We’re naturally attracted to independent stores, so Macdonald Bookshop was a treat. It opened in the Macdonald’s living room in 1928 and was operated by Jessica Macdonald until 1957. Paula Steige, a third-generation Macdonald, is the current owner.
I wanted to revisit a restaurant I’d enjoyed from a previous backpacking trip, so we stopped into Poppy’s Pizza & Grill for a light lunch. It was so good, we returned for dinner.
One of our favorite stores carried custom games and puzzles. The owner was very entertaining, and his wife was a teacher like us, so we had some interesting conversations.
We made two drives with some day hiking into Rocky Mountain National Park. Trail Ridge Road is a drive best done in the morning before the threat of thunderstorms becomes an issue. Both trips through were beautiful. On the second morning out, we were surprised that temperatures dipped down to 24 degrees.
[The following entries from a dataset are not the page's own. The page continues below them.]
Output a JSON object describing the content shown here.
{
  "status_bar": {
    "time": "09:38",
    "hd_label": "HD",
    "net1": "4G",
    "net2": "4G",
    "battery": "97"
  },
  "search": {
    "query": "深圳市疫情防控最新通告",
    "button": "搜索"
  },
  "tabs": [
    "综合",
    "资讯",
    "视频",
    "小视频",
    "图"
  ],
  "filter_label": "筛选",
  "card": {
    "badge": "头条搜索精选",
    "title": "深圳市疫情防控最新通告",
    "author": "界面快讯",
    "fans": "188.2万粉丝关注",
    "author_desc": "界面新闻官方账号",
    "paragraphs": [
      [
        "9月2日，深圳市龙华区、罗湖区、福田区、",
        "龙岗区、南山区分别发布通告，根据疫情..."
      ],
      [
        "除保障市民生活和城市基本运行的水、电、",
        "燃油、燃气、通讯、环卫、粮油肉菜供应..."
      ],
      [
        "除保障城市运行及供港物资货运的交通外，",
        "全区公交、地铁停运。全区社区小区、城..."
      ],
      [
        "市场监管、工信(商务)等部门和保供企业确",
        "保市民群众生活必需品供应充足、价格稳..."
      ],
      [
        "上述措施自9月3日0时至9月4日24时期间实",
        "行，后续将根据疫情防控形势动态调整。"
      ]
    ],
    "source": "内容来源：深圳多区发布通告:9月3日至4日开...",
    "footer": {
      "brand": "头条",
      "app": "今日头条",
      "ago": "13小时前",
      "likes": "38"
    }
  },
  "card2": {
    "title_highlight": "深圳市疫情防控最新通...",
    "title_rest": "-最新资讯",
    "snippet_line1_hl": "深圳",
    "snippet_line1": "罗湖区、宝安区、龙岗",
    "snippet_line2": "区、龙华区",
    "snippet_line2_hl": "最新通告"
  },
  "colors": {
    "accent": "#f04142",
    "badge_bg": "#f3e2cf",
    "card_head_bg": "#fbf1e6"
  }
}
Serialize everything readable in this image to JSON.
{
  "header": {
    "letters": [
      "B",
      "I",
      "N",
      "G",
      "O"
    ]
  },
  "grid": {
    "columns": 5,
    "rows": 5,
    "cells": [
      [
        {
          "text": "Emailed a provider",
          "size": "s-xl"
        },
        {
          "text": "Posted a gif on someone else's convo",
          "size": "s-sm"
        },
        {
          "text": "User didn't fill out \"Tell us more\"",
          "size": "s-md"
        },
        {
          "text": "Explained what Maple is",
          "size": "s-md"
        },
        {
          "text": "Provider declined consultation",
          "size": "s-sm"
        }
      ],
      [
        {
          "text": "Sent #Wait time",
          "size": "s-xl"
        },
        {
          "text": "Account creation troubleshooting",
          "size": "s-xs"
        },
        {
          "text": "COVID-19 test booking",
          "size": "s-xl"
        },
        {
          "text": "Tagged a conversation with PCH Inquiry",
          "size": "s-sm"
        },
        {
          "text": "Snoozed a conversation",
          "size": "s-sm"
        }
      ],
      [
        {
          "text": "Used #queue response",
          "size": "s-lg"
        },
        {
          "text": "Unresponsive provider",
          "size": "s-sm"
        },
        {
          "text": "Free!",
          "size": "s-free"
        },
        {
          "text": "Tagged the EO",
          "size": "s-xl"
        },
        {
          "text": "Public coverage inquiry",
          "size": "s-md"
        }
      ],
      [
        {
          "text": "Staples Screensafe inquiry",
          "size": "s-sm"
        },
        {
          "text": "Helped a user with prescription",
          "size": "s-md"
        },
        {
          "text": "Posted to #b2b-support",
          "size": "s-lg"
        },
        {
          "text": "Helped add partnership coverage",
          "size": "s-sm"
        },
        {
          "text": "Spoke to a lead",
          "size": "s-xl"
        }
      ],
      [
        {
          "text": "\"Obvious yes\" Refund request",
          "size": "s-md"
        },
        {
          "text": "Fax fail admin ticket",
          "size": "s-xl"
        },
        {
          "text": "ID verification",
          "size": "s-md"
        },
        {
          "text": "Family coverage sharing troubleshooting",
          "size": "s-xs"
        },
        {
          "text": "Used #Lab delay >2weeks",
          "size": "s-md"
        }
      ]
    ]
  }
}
We noticed this Steller’s Jay on a stop early in the drive while still at lower elevations. We kept scanning the scenes for wildlife, but the only elk we saw were in downtown Estes Park.
Amazing what a few hundred feet can mean! We enjoyed driving up through changing habitats and then above the tree line where snow was slowly melting.
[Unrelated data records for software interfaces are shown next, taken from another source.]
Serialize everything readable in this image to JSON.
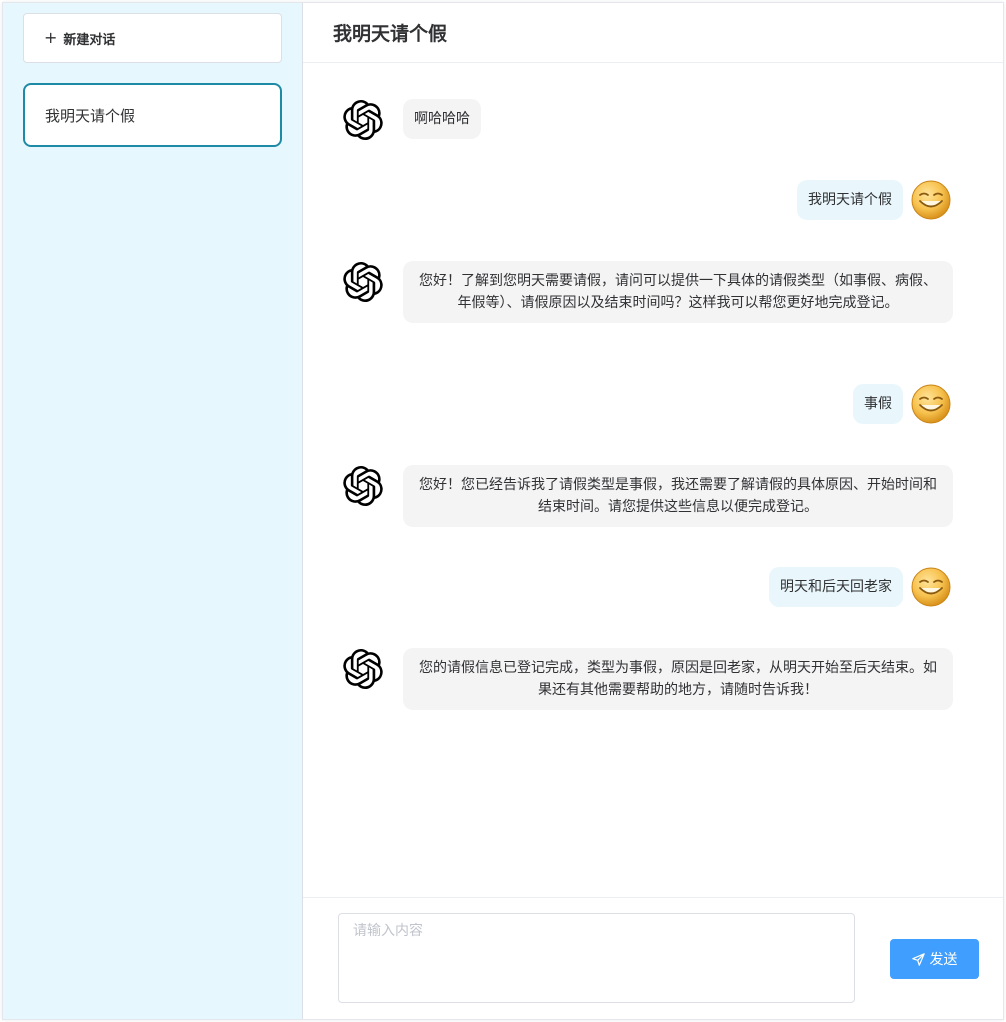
{
  "sidebar": {
    "new_chat_icon": "plus-icon",
    "new_chat_label": "新建对话",
    "sessions": [
      {
        "label": "我明天请个假",
        "active": true
      }
    ]
  },
  "header": {
    "title": "我明天请个假"
  },
  "messages": [
    {
      "role": "assistant",
      "avatar": "openai-logo-icon",
      "text": "啊哈哈哈"
    },
    {
      "role": "user",
      "avatar": "smiley-face-icon",
      "text": "我明天请个假"
    },
    {
      "role": "assistant",
      "avatar": "openai-logo-icon",
      "text": "您好！了解到您明天需要请假，请问可以提供一下具体的请假类型（如事假、病假、年假等）、请假原因以及结束时间吗？这样我可以帮您更好地完成登记。"
    },
    {
      "role": "user",
      "avatar": "smiley-face-icon",
      "text": "事假"
    },
    {
      "role": "assistant",
      "avatar": "openai-logo-icon",
      "text": "您好！您已经告诉我了请假类型是事假，我还需要了解请假的具体原因、开始时间和结束时间。请您提供这些信息以便完成登记。"
    },
    {
      "role": "user",
      "avatar": "smiley-face-icon",
      "text": "明天和后天回老家"
    },
    {
      "role": "assistant",
      "avatar": "openai-logo-icon",
      "text": "您的请假信息已登记完成，类型为事假，原因是回老家，从明天开始至后天结束。如果还有其他需要帮助的地方，请随时告诉我！"
    }
  ],
  "input": {
    "placeholder": "请输入内容",
    "value": ""
  },
  "send": {
    "icon": "send-arrow-icon",
    "label": "发送"
  },
  "colors": {
    "sidebar_bg": "#e6f7fe",
    "active_border": "#1f8aa5",
    "bot_bubble": "#f4f4f5",
    "user_bubble": "#e9f7fd",
    "send_button": "#409eff"
  }
}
The Alpine Visitor Center (elevation 11,796 feet) was still closed when we were there in early July. Becca was a good sport and posed in front of the snowdrift showing part of the roof, reinforced with large timbers to withstand the high elevation conditions.
This was a favorite photo taken close to Trail Ridge Road as we returned from an overlook and short visit with marmots. These little guys are built for the winter conditions. Don’t leave your pack sitting around unattended though. I’ve seen them make off with trail snacks. They’re bold.
After a stop at the Continental divide, we descended into the Grand Lake area. It’s usually less crowded than Estes Park. The Visitor Center with its hiking trail is a great stop. I was pleased to see a Menasha Ridge Press guidebook and added a copy to my collection for future planning. Kim Lipker is a prolific author, and this is a great little book.
One of the great benefits from authoring Five Star Trails: The Ozarks has been making contact with other authors. Great resources for future travels!
We enjoyed the trail that begins at the Grand Lake Visitors Center parking lot. I’m pretty sure this is where Becca made the unauthorized collection of wildlife. I teased her about the importance of leaving things in the woods, especially when visiting a national park. She was pleased when I removed the Rocky Mountain Tick, her souvenir from our hike. It’s important to remove ticks as early as possible in case they’re carrying any tickborne diseases. Reading the list of possibilities will give you the heebie-jeebies.
On this trip out west, we repeatedly felt the desire to explore more deeply and spend more time in every location. One of the best indicators of the value of a trip is if it leaves you wanting more. This trip definitely did that for us. We’ll be back!